WHAT IS EXPECTED:
A single number is the whole answer: the count of lines in the records where "kind" occurs.

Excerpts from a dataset
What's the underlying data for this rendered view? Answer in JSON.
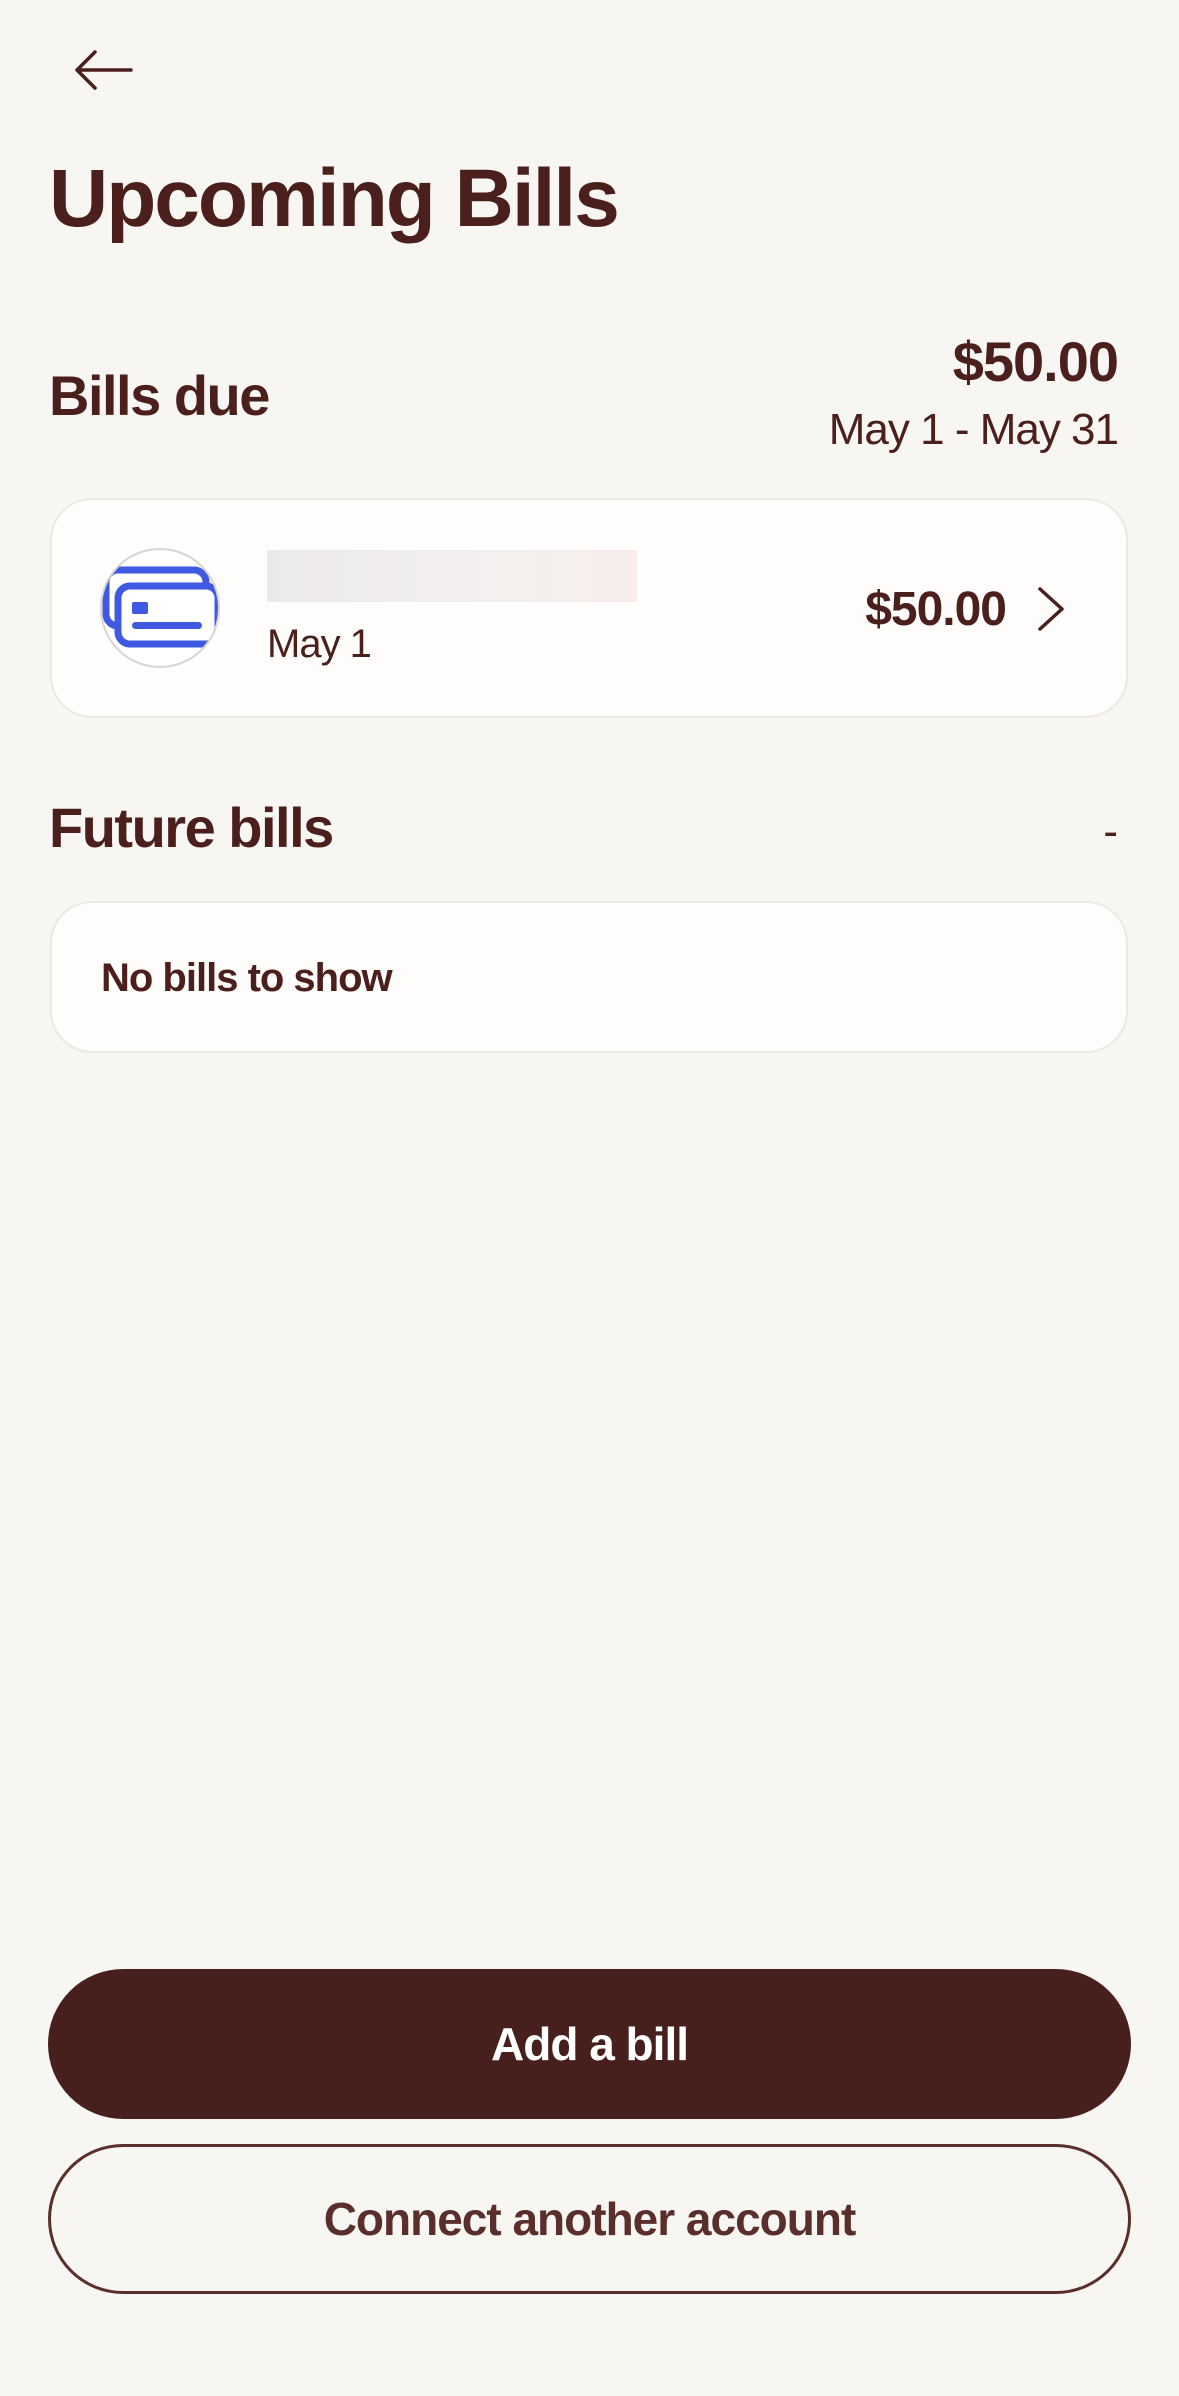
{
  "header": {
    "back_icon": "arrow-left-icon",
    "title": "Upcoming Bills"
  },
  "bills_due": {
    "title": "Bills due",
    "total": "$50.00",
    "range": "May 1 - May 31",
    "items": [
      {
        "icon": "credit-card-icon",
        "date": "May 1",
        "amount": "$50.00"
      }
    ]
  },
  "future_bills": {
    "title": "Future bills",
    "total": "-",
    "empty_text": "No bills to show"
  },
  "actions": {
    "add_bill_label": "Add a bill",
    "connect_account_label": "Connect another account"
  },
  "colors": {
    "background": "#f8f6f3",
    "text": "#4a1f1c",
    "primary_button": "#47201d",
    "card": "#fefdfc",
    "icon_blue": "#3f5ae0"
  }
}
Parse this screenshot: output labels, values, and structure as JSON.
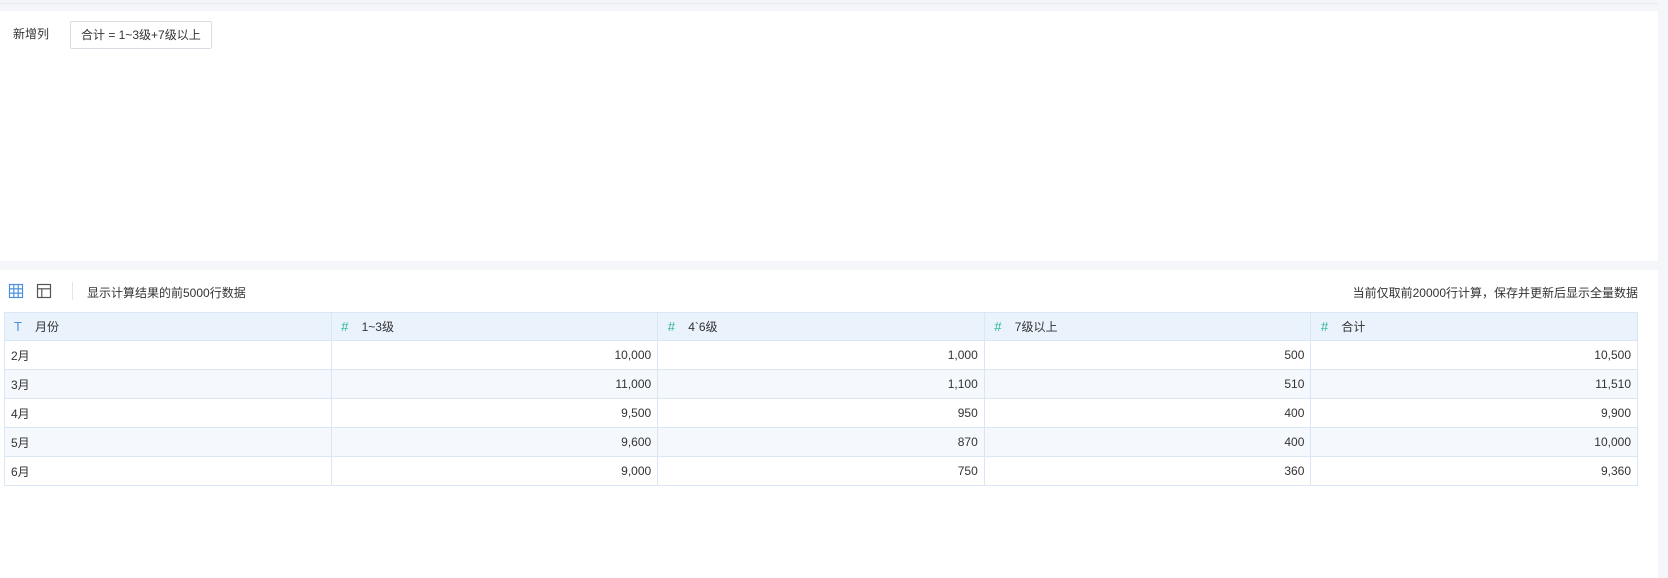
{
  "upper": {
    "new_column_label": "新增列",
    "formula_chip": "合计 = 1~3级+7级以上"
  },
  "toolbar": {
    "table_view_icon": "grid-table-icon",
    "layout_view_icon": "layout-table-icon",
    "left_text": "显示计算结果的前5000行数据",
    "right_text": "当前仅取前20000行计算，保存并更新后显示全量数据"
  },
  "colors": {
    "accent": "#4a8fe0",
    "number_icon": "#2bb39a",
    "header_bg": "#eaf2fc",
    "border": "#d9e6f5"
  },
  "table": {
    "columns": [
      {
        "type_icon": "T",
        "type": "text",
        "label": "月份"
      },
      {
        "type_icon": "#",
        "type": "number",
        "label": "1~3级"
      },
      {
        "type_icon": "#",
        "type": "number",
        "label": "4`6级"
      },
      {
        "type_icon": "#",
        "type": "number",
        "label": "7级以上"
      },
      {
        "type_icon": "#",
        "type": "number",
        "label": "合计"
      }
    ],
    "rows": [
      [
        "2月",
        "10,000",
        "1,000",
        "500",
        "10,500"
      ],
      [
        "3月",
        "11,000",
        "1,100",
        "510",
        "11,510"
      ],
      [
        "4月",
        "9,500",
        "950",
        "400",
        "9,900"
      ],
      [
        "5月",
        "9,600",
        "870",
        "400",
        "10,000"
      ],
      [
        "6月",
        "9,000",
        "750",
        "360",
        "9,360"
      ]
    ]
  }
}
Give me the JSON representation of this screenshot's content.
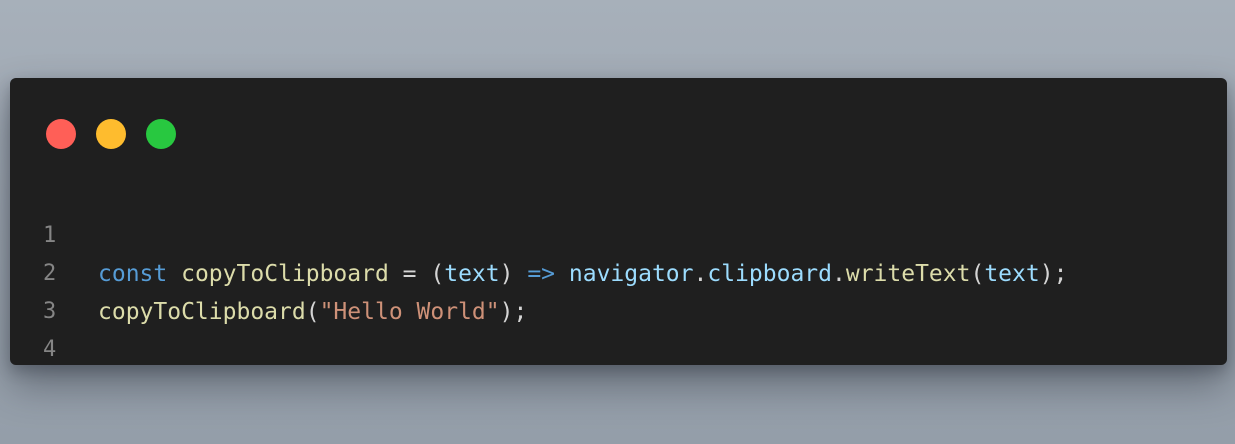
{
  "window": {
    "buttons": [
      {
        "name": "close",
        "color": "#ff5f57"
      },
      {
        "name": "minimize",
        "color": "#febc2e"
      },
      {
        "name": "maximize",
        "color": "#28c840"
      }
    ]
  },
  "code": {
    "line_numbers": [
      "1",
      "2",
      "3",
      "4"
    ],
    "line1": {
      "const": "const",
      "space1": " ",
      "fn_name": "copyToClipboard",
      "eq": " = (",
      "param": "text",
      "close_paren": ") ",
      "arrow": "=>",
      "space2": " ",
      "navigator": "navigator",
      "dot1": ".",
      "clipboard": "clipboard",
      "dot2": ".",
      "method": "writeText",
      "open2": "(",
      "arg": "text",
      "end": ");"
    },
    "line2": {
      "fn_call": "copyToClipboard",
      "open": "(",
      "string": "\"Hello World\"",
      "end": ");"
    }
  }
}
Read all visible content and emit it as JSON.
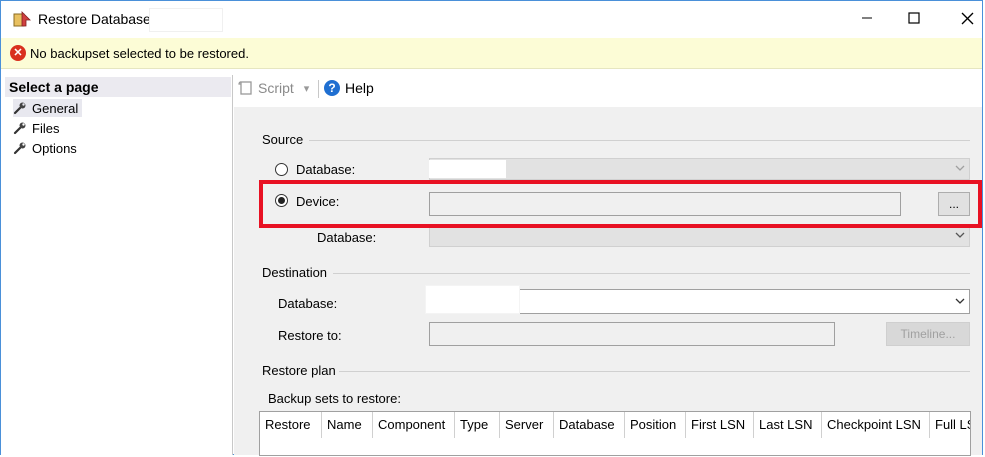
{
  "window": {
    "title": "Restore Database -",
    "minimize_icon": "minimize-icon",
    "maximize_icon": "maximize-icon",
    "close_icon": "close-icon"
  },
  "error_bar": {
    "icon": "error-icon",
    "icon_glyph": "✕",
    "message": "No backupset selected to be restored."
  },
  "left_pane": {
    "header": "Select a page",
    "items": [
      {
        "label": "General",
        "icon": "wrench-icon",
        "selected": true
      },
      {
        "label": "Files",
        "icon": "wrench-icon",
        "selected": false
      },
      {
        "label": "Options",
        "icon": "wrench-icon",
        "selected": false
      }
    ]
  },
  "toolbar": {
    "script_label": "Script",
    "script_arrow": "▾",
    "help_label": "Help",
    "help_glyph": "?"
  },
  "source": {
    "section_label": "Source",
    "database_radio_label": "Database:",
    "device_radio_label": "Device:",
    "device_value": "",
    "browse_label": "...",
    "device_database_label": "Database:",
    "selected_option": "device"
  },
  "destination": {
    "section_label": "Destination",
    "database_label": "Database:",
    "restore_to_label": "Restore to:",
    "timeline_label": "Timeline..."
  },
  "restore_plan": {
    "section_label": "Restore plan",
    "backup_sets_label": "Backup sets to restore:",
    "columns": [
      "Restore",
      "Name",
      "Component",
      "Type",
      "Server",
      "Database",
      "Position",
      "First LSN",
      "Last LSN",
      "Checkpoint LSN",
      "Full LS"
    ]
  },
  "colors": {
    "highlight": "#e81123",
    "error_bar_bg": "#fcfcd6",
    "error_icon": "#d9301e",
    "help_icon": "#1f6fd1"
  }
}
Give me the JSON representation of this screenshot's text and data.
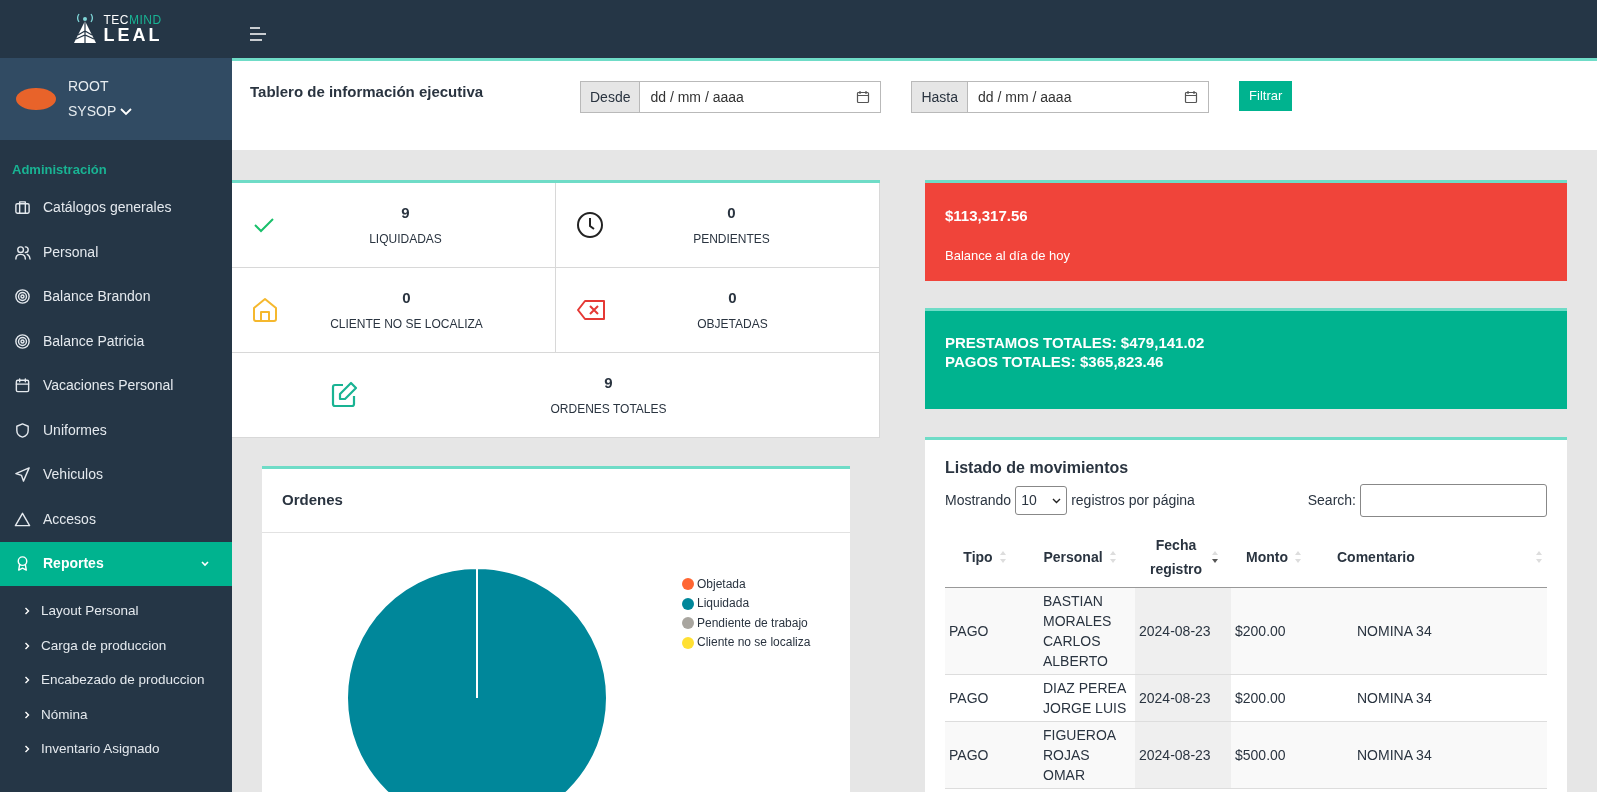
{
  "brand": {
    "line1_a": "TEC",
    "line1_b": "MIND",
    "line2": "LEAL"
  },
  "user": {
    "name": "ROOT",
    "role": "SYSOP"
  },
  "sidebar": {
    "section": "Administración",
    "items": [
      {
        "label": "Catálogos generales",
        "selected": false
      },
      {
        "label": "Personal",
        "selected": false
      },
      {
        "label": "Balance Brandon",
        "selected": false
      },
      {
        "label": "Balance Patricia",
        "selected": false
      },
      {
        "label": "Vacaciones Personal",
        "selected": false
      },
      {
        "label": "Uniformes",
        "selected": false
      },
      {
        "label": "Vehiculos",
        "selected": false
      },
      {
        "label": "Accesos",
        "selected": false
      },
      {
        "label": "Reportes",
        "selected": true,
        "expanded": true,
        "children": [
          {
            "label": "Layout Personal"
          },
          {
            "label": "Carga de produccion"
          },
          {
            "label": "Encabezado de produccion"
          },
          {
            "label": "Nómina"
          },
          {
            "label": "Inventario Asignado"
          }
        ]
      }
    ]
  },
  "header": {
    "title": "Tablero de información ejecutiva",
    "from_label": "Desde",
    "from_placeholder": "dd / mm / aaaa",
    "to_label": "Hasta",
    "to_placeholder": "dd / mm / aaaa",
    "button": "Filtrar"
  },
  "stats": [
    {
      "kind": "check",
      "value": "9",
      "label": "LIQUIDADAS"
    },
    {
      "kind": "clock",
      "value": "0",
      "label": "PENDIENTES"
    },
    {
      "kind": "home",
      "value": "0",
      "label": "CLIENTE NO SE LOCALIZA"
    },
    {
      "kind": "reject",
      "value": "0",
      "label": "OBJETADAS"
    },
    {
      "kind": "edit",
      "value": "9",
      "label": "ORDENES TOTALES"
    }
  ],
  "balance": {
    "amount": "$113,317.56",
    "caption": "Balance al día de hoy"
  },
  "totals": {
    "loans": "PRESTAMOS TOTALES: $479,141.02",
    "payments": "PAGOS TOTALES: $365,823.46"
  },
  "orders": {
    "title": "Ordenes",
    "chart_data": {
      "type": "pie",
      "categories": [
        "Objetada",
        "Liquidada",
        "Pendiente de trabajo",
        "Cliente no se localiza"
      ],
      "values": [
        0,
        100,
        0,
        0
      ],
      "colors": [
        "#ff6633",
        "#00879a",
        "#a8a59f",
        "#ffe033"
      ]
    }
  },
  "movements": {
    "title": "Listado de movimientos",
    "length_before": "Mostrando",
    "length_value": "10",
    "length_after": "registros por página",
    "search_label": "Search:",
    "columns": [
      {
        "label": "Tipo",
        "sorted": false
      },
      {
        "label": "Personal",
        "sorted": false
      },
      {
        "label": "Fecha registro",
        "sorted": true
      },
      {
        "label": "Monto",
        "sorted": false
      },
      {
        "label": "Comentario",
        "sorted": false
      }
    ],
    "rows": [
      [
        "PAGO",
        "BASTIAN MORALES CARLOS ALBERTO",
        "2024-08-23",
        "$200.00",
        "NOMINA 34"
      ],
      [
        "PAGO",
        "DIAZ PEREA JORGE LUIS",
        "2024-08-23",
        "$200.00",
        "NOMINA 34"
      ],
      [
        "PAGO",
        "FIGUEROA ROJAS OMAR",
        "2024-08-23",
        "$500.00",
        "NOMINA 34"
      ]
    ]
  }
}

RESULT:
5